Looks interesting. I've seen some terrible misuses of rubrics and it'll be great to get a well-researched overview of what usually goes wrong and, hopefully, how to get it right.
I checked out their Youtube channel and it looks like they upload video recordings of talks there. So if it's at some anti-social hour for anyone, they'll be able to watch a recording of it whenever they get round to uploading it.
I would like to hear Matt Bury talk about rubrics. At least, Matt, tell us about some of those terrible misuses of rubrics that you are aware of. For me, anything is better than the mysterious A, B, C or F. Numbers, too, have little me except for flashing to my best friends that I was the top. Rubrics introduce qualitative scales and can combine numbers so students know what the target is and whether they passed the minimum or achieved the best. Then again, I am curious to know the dangers, because I am always far too uncritical.
Re: "...tell us about some of those terrible misuses of rubrics that you are aware of." -- Top of my list would be template rubrics that teachers take and use unchanged or adapted slightly and use them for any number of different assignments/tasks. When rubrics are generic and vague, they're of no use to anyone and just as subjective as % and letter grades. Ideally, rubrics should be as specific and pragmatic as possible so that they are immediately meaningful to the task at hand and, above all, descriptive rather than prescriptive, i.e. not a list of instructions; that's what the assignment/task instructions are for.
As we both come from a second/foreign language learning background, a good example of misuse of template rubrics is the Council of Europe's Common European Framework of Reference for Languages (CEFR). They came up with some very general descriptors for each of the 6 levels (and subsequently 5 more in-between levels) which they intended to be used as a starting point for teachers and curriculum developers to adapt and make them specific to contexts and tasks (See an example here: http://matbury.com/html/cefrl/pdf/cefrl_can_do_b1.pdf ). However, once "released into the wild," they were used verbatim regardless of tasks, contexts, or learners' needs and, in some cases, even used as end of course report cards to show learners' progress.

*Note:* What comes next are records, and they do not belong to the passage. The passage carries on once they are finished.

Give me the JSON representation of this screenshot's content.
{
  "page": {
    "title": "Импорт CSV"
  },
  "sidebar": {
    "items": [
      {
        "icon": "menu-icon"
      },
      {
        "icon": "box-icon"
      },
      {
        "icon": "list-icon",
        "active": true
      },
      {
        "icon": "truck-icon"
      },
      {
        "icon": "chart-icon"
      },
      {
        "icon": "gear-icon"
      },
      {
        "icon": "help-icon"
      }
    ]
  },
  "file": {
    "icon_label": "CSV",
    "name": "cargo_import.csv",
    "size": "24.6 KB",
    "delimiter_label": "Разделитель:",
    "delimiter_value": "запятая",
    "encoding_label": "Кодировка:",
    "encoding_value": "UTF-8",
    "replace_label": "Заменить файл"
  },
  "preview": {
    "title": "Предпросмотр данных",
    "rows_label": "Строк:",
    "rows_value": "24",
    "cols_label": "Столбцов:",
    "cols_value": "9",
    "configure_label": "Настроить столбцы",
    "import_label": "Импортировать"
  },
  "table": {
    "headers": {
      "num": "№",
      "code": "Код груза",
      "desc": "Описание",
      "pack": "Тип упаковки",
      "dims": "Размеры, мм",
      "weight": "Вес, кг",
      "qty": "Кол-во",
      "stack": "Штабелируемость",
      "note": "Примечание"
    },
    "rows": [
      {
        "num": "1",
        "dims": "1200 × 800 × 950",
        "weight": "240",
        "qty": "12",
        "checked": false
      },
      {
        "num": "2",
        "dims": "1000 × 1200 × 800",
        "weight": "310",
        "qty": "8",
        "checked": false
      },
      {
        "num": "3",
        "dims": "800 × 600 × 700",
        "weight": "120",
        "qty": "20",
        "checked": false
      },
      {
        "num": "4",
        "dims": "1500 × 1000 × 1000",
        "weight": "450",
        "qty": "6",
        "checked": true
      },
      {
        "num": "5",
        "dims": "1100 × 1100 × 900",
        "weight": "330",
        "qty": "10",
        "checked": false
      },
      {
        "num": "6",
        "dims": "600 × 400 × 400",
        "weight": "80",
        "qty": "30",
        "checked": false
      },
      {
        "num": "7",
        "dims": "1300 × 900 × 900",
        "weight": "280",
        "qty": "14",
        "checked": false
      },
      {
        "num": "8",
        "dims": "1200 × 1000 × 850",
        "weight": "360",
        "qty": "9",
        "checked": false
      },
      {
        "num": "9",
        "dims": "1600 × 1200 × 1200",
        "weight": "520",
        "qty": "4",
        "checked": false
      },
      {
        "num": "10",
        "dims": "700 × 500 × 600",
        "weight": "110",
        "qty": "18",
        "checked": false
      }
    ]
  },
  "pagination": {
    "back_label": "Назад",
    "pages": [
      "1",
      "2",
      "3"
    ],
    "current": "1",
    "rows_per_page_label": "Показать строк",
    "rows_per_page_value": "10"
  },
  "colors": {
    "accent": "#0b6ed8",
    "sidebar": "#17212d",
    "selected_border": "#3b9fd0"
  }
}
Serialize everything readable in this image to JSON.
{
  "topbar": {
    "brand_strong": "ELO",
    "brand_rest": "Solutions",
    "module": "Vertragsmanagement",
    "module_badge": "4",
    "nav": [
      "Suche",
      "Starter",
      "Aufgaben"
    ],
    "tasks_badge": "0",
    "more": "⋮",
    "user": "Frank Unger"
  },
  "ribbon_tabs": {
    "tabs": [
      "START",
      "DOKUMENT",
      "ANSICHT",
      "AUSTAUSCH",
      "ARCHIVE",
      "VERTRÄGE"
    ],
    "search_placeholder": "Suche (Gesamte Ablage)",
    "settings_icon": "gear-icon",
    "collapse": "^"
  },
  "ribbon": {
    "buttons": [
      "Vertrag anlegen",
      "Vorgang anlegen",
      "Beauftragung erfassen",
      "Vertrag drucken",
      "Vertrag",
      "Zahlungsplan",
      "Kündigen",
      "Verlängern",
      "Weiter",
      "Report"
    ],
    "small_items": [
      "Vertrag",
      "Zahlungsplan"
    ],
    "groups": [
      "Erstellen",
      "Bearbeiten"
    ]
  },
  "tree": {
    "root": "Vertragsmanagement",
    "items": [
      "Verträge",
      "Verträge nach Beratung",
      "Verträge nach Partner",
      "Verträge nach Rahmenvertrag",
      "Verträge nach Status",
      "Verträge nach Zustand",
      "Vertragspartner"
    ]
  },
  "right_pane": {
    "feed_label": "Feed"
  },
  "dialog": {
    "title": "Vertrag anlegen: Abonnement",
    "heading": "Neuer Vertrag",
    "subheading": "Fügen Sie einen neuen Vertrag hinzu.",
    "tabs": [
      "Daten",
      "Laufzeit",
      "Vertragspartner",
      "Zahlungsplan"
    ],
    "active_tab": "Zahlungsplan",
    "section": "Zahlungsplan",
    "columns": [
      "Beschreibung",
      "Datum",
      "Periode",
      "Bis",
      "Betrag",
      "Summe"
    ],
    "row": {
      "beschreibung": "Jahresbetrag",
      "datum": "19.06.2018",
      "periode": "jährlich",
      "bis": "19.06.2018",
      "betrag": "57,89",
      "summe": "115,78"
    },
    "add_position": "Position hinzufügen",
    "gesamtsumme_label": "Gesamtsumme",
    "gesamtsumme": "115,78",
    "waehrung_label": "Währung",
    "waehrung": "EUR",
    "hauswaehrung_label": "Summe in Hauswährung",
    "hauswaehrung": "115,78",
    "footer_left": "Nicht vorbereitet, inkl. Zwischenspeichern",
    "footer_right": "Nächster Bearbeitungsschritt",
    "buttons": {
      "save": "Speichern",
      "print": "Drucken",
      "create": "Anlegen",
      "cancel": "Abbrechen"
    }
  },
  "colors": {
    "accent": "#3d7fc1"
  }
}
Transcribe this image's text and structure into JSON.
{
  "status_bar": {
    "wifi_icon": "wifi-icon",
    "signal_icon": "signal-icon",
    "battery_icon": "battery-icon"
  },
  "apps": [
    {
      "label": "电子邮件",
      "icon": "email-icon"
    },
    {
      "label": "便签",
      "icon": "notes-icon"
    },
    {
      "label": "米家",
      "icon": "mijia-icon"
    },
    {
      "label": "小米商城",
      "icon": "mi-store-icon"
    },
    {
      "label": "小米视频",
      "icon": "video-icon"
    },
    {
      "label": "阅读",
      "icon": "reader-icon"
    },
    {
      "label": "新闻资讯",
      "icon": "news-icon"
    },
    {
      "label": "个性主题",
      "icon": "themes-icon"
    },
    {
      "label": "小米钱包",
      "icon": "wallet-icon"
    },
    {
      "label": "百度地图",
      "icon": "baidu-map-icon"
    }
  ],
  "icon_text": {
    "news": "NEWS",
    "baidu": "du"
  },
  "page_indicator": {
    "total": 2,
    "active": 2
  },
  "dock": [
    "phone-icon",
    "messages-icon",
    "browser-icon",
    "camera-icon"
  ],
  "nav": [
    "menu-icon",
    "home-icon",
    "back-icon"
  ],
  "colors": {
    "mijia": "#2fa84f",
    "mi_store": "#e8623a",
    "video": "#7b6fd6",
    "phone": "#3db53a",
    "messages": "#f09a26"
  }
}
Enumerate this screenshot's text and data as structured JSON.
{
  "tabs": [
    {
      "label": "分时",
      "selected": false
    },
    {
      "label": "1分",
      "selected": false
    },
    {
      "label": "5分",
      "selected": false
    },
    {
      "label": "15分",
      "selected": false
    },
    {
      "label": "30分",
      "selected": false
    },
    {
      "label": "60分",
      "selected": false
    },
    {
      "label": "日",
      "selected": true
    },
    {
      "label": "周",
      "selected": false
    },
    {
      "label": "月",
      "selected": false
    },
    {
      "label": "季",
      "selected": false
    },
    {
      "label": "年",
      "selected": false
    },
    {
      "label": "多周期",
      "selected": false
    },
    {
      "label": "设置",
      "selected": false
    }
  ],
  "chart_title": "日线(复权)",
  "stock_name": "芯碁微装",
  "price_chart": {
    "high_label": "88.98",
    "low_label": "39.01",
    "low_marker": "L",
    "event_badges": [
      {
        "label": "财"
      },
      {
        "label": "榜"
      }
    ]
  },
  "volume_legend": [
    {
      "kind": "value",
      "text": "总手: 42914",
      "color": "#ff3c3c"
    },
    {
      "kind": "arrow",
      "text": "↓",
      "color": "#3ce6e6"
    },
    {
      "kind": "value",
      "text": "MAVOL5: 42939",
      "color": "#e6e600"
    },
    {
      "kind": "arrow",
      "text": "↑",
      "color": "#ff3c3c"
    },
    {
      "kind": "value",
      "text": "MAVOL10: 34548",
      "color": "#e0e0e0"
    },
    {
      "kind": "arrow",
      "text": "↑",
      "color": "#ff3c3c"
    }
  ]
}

Used as they are in this way turns them into little more than a "criteria check-list" with a 3-point Likert scale next to each item.
Does that make sense? Ring any bells from what you've seen in your experience?
Thanks, Matt. I was hoping you would say this because it matches my experience:
When rubrics are generic and vague, they're of no use to anyone and just as subjective as % and letter grades. Ideally, rubrics should be as specific and pragmatic as possible so that they are immediately meaningful to the task at hand and, above all, descriptive rather than prescriptive, i.e. not a list of instructions; that's what the assignment/task instructions are for.
I just watched the videos recommended by Tim and that also influenced me in the complexity of homework, quizzing, testing and assessments. Just to give a concrete example of what I feel is a specific rubric designed for a specific task in speech communication, here is one example done in Moodle. So my answer to the opening question, "Are rubrics really a good thing?", is "Yes, if they are specific and part of a systematic design of open practice, timed practice with a mix of constructed/selected question items, and finally performance-based video assessment, all with appropriately timed feedback. (That performance point was not in the videos, but a topic of a recent talk I did).
Note: this rubric is for *both* learners and teachers, where peer/self/teacher/class assessments are all combined.
Agree with everything Don, rubrics can be useful but only if specifically directed at each task/assignment/presentation/etc. Been using IB standardised (or should that be "bastardised") rubric given me and told "This is it, the rubric we use for Science". Wow! I been spoken to from ON HIGH so how dare I speak in argument? But to my folly, I also argued assessment for learning/understanding, not memory... gawd you think I made me unpopular?